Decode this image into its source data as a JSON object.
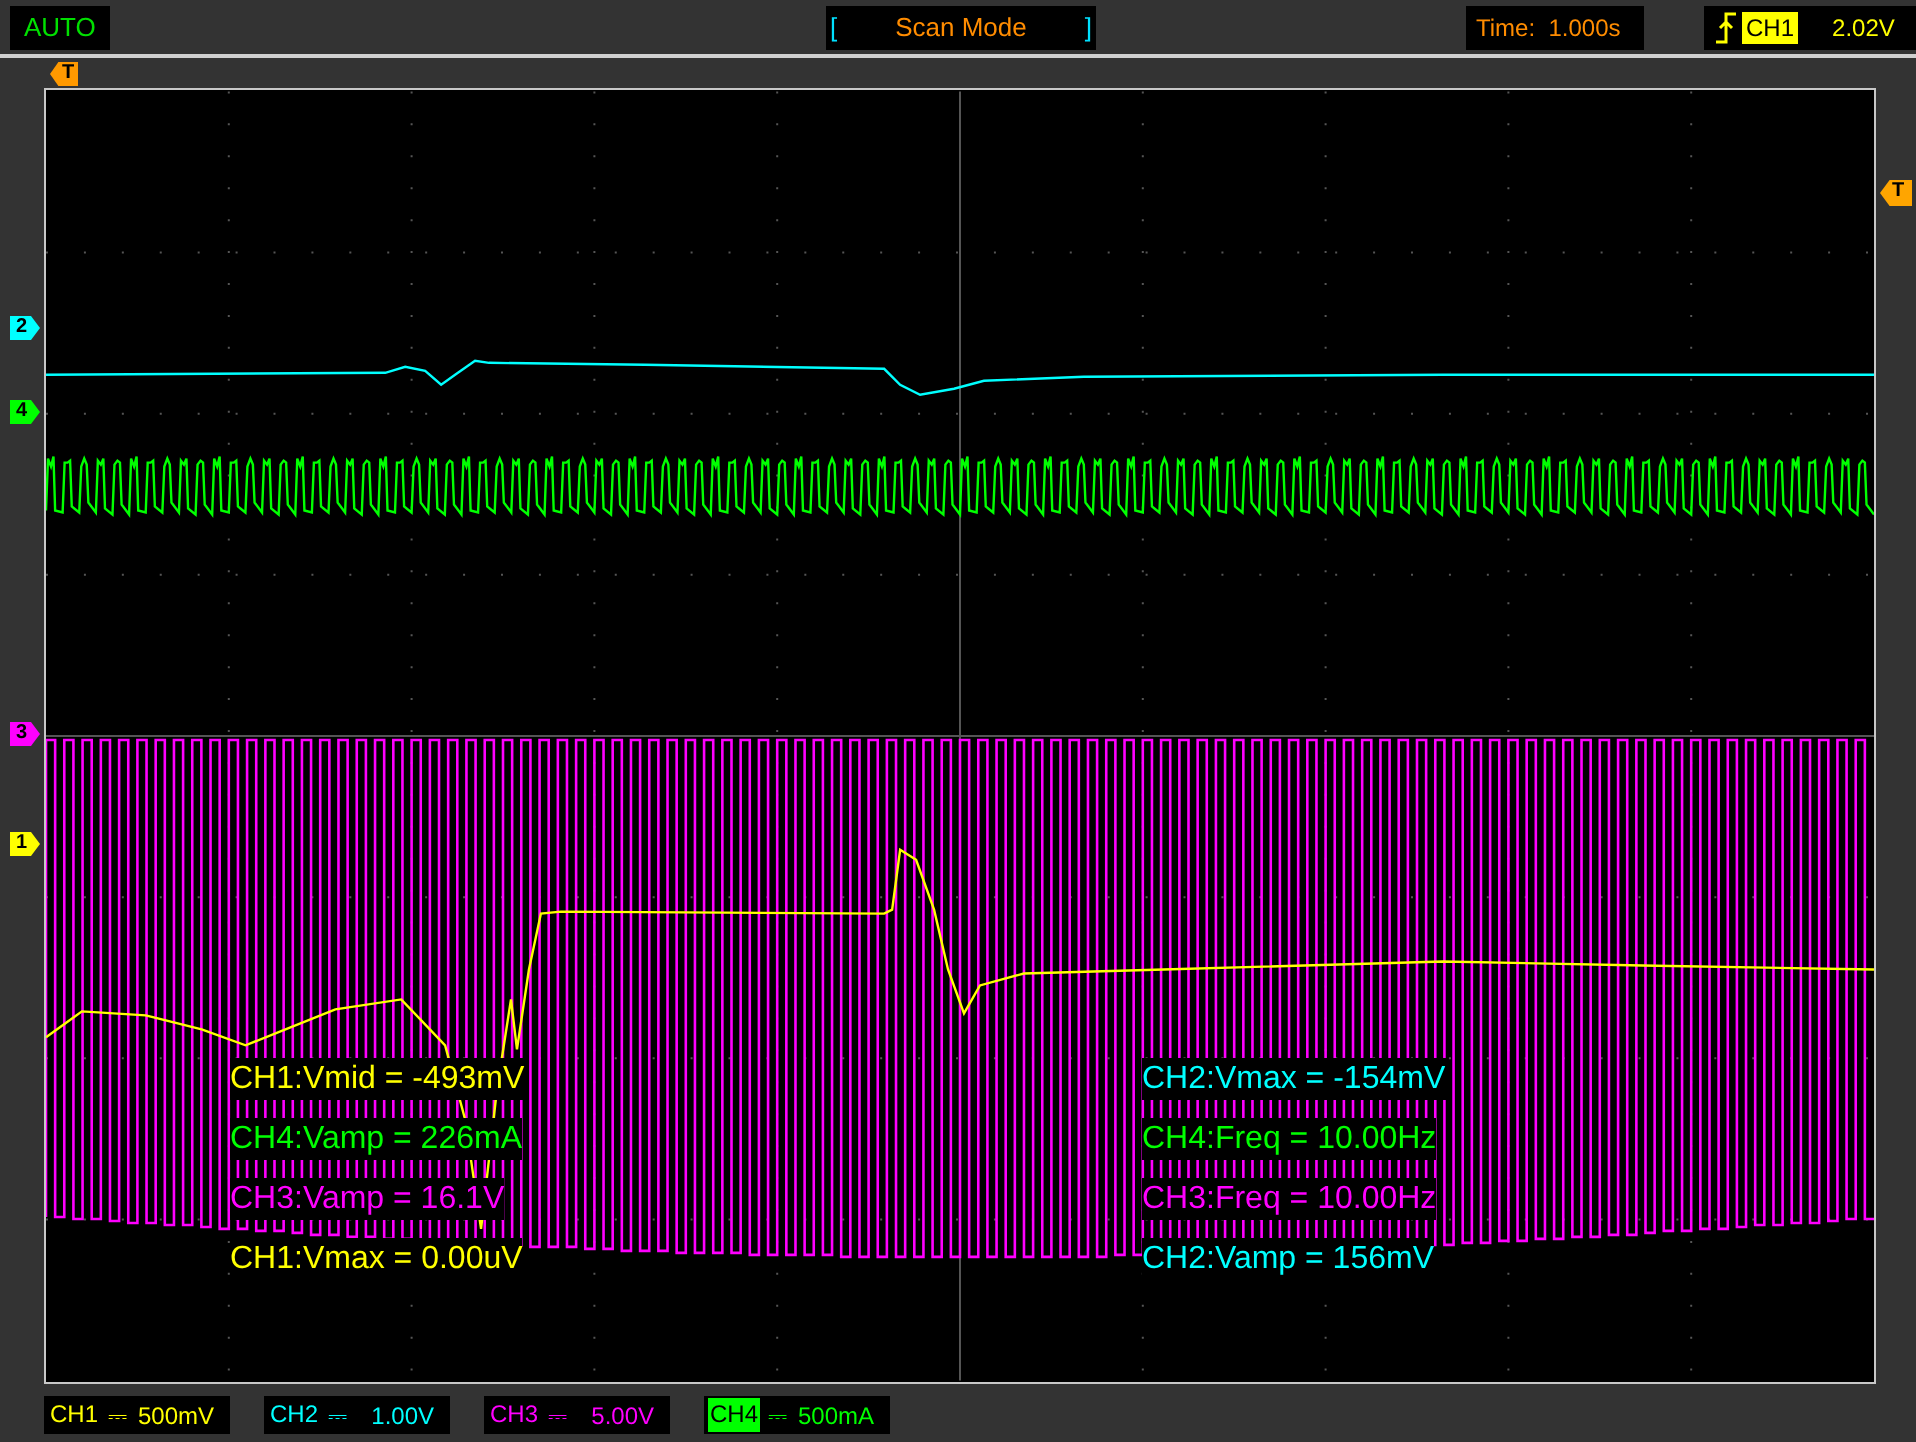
{
  "top_bar": {
    "acquire_mode": "AUTO",
    "scan_brackets": [
      "[",
      "]"
    ],
    "scan_mode": "Scan Mode",
    "time": "Time:  1.000s",
    "trigger_channel": "CH1",
    "trigger_level": "2.02V"
  },
  "time_trigger_marker": {
    "label": "T"
  },
  "level_trigger_marker": {
    "label": "T"
  },
  "channel_markers": [
    {
      "label": "2",
      "color": "#00ffff"
    },
    {
      "label": "4",
      "color": "#00ff00"
    },
    {
      "label": "3",
      "color": "#ff00ff"
    },
    {
      "label": "1",
      "color": "#ffff00"
    }
  ],
  "measurements_left": [
    {
      "text": "CH1:Vmid = -493mV",
      "color": "#ffff00"
    },
    {
      "text": "CH4:Vamp = 226mA",
      "color": "#00ff00"
    },
    {
      "text": "CH3:Vamp = 16.1V",
      "color": "#ff00ff"
    },
    {
      "text": "CH1:Vmax = 0.00uV",
      "color": "#ffff00"
    }
  ],
  "measurements_right": [
    {
      "text": "CH2:Vmax = -154mV",
      "color": "#00ffff"
    },
    {
      "text": "CH4:Freq = 10.00Hz",
      "color": "#00ff00"
    },
    {
      "text": "CH3:Freq = 10.00Hz",
      "color": "#ff00ff"
    },
    {
      "text": "CH2:Vamp = 156mV",
      "color": "#00ffff"
    }
  ],
  "channels": [
    {
      "label": "CH1",
      "coupling": "⎓",
      "scale": "500mV",
      "color": "#ffff00",
      "selected": false
    },
    {
      "label": "CH2",
      "coupling": "⎓",
      "scale": "1.00V",
      "color": "#00ffff",
      "selected": false
    },
    {
      "label": "CH3",
      "coupling": "⎓",
      "scale": "5.00V",
      "color": "#ff00ff",
      "selected": false
    },
    {
      "label": "CH4",
      "coupling": "⎓",
      "scale": "500mA",
      "color": "#00ff00",
      "selected": true
    }
  ]
}
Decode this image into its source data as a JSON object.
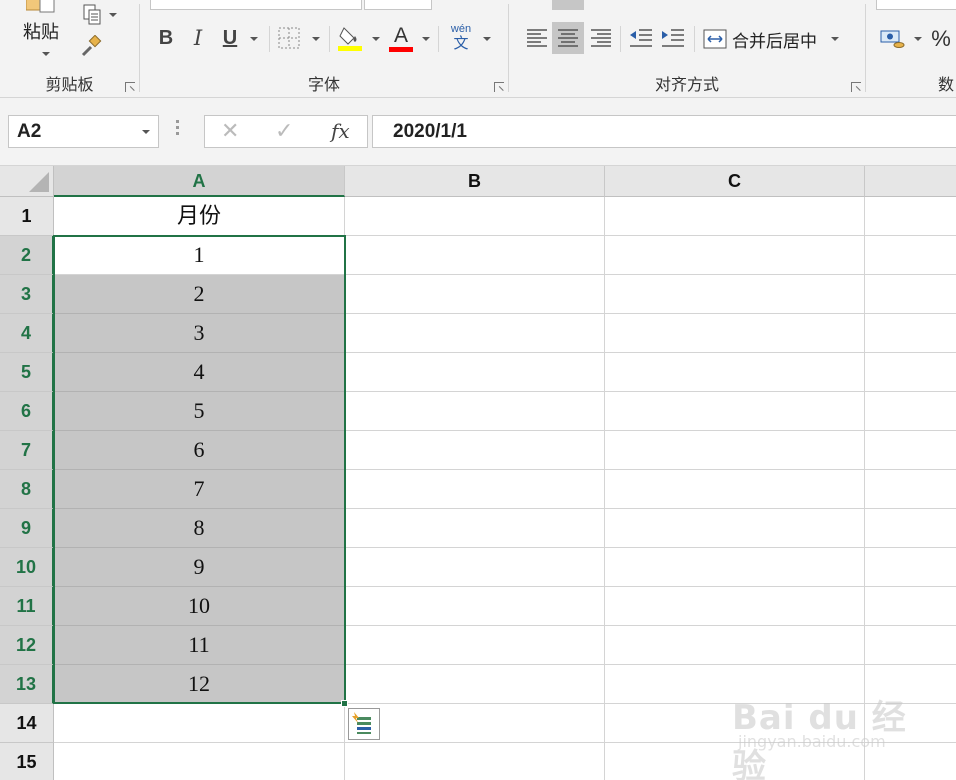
{
  "ribbon": {
    "clipboard": {
      "paste_label": "粘贴",
      "group_label": "剪贴板"
    },
    "font": {
      "bold_label": "B",
      "italic_label": "I",
      "underline_label": "U",
      "font_color_glyph": "A",
      "phonetic_top": "wén",
      "phonetic_bottom": "文",
      "group_label": "字体",
      "highlight_color": "#ffff00",
      "font_color": "#ff0000"
    },
    "alignment": {
      "merge_label": "合并后居中",
      "group_label": "对齐方式"
    },
    "number": {
      "percent_label": "%",
      "group_label_partial": "数"
    }
  },
  "formula_bar": {
    "name_box": "A2",
    "fx_label": "fx",
    "formula": "2020/1/1"
  },
  "grid": {
    "columns": [
      "A",
      "B",
      "C"
    ],
    "rows": [
      "1",
      "2",
      "3",
      "4",
      "5",
      "6",
      "7",
      "8",
      "9",
      "10",
      "11",
      "12",
      "13",
      "14",
      "15"
    ],
    "cells_a": [
      "月份",
      "1",
      "2",
      "3",
      "4",
      "5",
      "6",
      "7",
      "8",
      "9",
      "10",
      "11",
      "12",
      "",
      ""
    ],
    "selected_column": "A",
    "selected_range": "A2:A13",
    "accent_color": "#217346"
  },
  "watermark": {
    "brand": "Bai du 经验",
    "url": "jingyan.baidu.com"
  }
}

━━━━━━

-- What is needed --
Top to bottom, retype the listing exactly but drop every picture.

-- Result --
Decode this image into its source data as a JSON object.
{
  "top_bar": {
    "acquire_mode": "AUTO",
    "scan_brackets": [
      "[",
      "]"
    ],
    "scan_mode": "Scan Mode",
    "time": "Time:  1.000s",
    "trigger_channel": "CH1",
    "trigger_level": "2.02V"
  },
  "time_trigger_marker": {
    "label": "T"
  },
  "level_trigger_marker": {
    "label": "T"
  },
  "channel_markers": [
    {
      "label": "2",
      "color": "#00ffff"
    },
    {
      "label": "4",
      "color": "#00ff00"
    },
    {
      "label": "3",
      "color": "#ff00ff"
    },
    {
      "label": "1",
      "color": "#ffff00"
    }
  ],
  "measurements_left": [
    {
      "text": "CH1:Vmid = -493mV",
      "color": "#ffff00"
    },
    {
      "text": "CH4:Vamp = 226mA",
      "color": "#00ff00"
    },
    {
      "text": "CH3:Vamp = 16.1V",
      "color": "#ff00ff"
    },
    {
      "text": "CH1:Vmax = 0.00uV",
      "color": "#ffff00"
    }
  ],
  "measurements_right": [
    {
      "text": "CH2:Vmax = -154mV",
      "color": "#00ffff"
    },
    {
      "text": "CH4:Freq = 10.00Hz",
      "color": "#00ff00"
    },
    {
      "text": "CH3:Freq = 10.00Hz",
      "color": "#ff00ff"
    },
    {
      "text": "CH2:Vamp = 156mV",
      "color": "#00ffff"
    }
  ],
  "channels": [
    {
      "label": "CH1",
      "coupling": "⎓",
      "scale": "500mV",
      "color": "#ffff00",
      "selected": false
    },
    {
      "label": "CH2",
      "coupling": "⎓",
      "scale": "1.00V",
      "color": "#00ffff",
      "selected": false
    },
    {
      "label": "CH3",
      "coupling": "⎓",
      "scale": "5.00V",
      "color": "#ff00ff",
      "selected": false
    },
    {
      "label": "CH4",
      "coupling": "⎓",
      "scale": "500mA",
      "color": "#00ff00",
      "selected": true
    }
  ]
}
Decode this image into its source data as a JSON object.
{
  "ribbon": {
    "clipboard": {
      "paste_label": "粘贴",
      "group_label": "剪贴板"
    },
    "font": {
      "bold_label": "B",
      "italic_label": "I",
      "underline_label": "U",
      "font_color_glyph": "A",
      "phonetic_top": "wén",
      "phonetic_bottom": "文",
      "group_label": "字体",
      "highlight_color": "#ffff00",
      "font_color": "#ff0000"
    },
    "alignment": {
      "merge_label": "合并后居中",
      "group_label": "对齐方式"
    },
    "number": {
      "percent_label": "%",
      "group_label_partial": "数"
    }
  },
  "formula_bar": {
    "name_box": "A2",
    "fx_label": "fx",
    "formula": "2020/1/1"
  },
  "grid": {
    "columns": [
      "A",
      "B",
      "C"
    ],
    "rows": [
      "1",
      "2",
      "3",
      "4",
      "5",
      "6",
      "7",
      "8",
      "9",
      "10",
      "11",
      "12",
      "13",
      "14",
      "15"
    ],
    "cells_a": [
      "月份",
      "1",
      "2",
      "3",
      "4",
      "5",
      "6",
      "7",
      "8",
      "9",
      "10",
      "11",
      "12",
      "",
      ""
    ],
    "selected_column": "A",
    "selected_range": "A2:A13",
    "accent_color": "#217346"
  },
  "watermark": {
    "brand": "Bai du 经验",
    "url": "jingyan.baidu.com"
  }
}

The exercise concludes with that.